Never mind the old Chris Rock routine about how Martin Luther King Boulevards across America invariably tend to be especially violent — there’s a great honor in having a street named after you. It’s a concrete way to leave your mark on the world long past the point of your passing, a symbol of accomplishment that nobody can take away from you. Brooklyn’s Bed-Stuy neighborhood is home to Do the Right Thing Way, a commemoration of Spike Lee’s essential chronicle of one explosive day on the streets. And now, another black filmmaker of great vision and skill will receive this special distinction in parts due south.
Sound the alarm: TV has landed yet another of the movies’ best and brightest. Hot off the (chaotic) Oscar win for Moonlight, director Barry Jenkins will next go to work at Amazon, writing and directing a new drama series based on Colson Whitehead’s The Underground Railroad.
A small budget indie movie about black queer romance was named Best Picture at the Oscars on Sunday night. Let that sink in for a moment.
It wasn’t until just a few weeks ago that I finally found time to catch Moonlight in theaters, so you’ll excuse me if the buzz around Barry Jenkins and Tarell Alvin McCraney’s film hasn’t quite worn off yet. Moonlight isn’t just a powerful story of one person’s struggle with his sexuality, it is also one of the most powerfully acted and beautifully shot films of the decade. In my professional opinion as a film critic, we should just throw awards at that movie until both filmmakers are forced to move into bigger houses just to store them all. That’s my professional opinion, mind you.
The 90 or so members of the Hollywood Foreign Press are always an unpredictable bunch of awards season voters, but that made predictions for the 2017 Golden Globes’ Best Motion Picture Drama award even more uncertain. The awards race has been a close one this year between Manchester By the Sea and Moonlight (and especially close in the Drama category at the Globes with other frontrunner La La Land in the Comedy category). But this year the HFPA decided to honor the Kenneth Lonergan film / the Barry Jenkins film with the top drama prize.
Is there a more stressful month for film fans than December? Not only are most of us trying to stay on top of our normal holiday stress — picking up gifts for our family and friends and dreading time spent in airports and train stations — we are also trying to fit in as many movies as possible before the end of the year. Whether you write about film, participate in an office Academy Award pool, or just like watching good movies, there’s nothing like cramming movies into every spare second of an already packed mo
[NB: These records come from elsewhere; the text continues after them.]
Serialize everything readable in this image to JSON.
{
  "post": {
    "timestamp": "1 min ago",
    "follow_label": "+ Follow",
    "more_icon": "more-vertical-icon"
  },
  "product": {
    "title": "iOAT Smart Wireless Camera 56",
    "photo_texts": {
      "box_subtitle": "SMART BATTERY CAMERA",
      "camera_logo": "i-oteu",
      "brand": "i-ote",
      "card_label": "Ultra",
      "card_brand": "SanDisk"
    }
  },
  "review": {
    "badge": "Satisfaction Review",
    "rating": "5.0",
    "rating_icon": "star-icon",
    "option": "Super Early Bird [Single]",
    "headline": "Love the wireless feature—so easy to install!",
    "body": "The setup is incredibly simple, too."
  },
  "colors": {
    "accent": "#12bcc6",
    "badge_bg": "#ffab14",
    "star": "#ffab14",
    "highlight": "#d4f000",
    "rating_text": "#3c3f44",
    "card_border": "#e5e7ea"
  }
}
The end-of-year cavalcade of awards bestowments and ranked lists continues apace today, with one of the more prestigious critical bodies weighing in. Sight and Sound, the official film magazine of the BFI, runs an annual poll of United Kingdom-based writers and compiles a list of the year’s 20 finest films from the results. (Naturally, their cutoff dates for what qualifies as a “2016 release” are based on British release dates, which is how Olivier Assayas’ Personal Shopper landed on this list, though it will receive a U.S. run in the spring.) It’s a nicely balanced list well-stocked with festival favorites, but the most notable (and heartening) aspect of the ranking must be the strong showing from female filmmakers, who make up three of the top five selections.
Awards season, that glorious time of year when works of moving art are made to fight for our amusement and betting-pool glory, lurched into gear last night with the Gotham Independent Awards. A sort of east coast counterpart to Los Angeles’ Independent Spirit Awards, the program recognizes the finest achievements in indie film over the previous year, as selected by the members of the Independent Filmmaker Project. For the past two years, the IFP’s Best Feature designation has effectively predicted the film that will receive the Best Picture Academy Award a couple months later. If that happens to be the case again this year, the Oscar future looks bright — and refreshingly black.
Barry Jenkins‘ Moonlight is already being called one of the best movies of the year, and not without reason. It’s a visual feast quaking with beauty and sadness, a hushed poem of pain and romance, and a piece of filmmaking that feels more alive . But most people will also be talking about Moonlight for its actors, and its triads of shattering, magnetic performances.
A raw, exquisite portrait of young black masculinity, Barry Jenkins’ Moonlight follows one life through three stages to tell a story of repressed desires and internalized suffering. Across three chapters we watch Chiron, a young South Florida boy, grow into a teen and later into a nearly unrecognizable man, as he seeks to understand the various shades of his identity.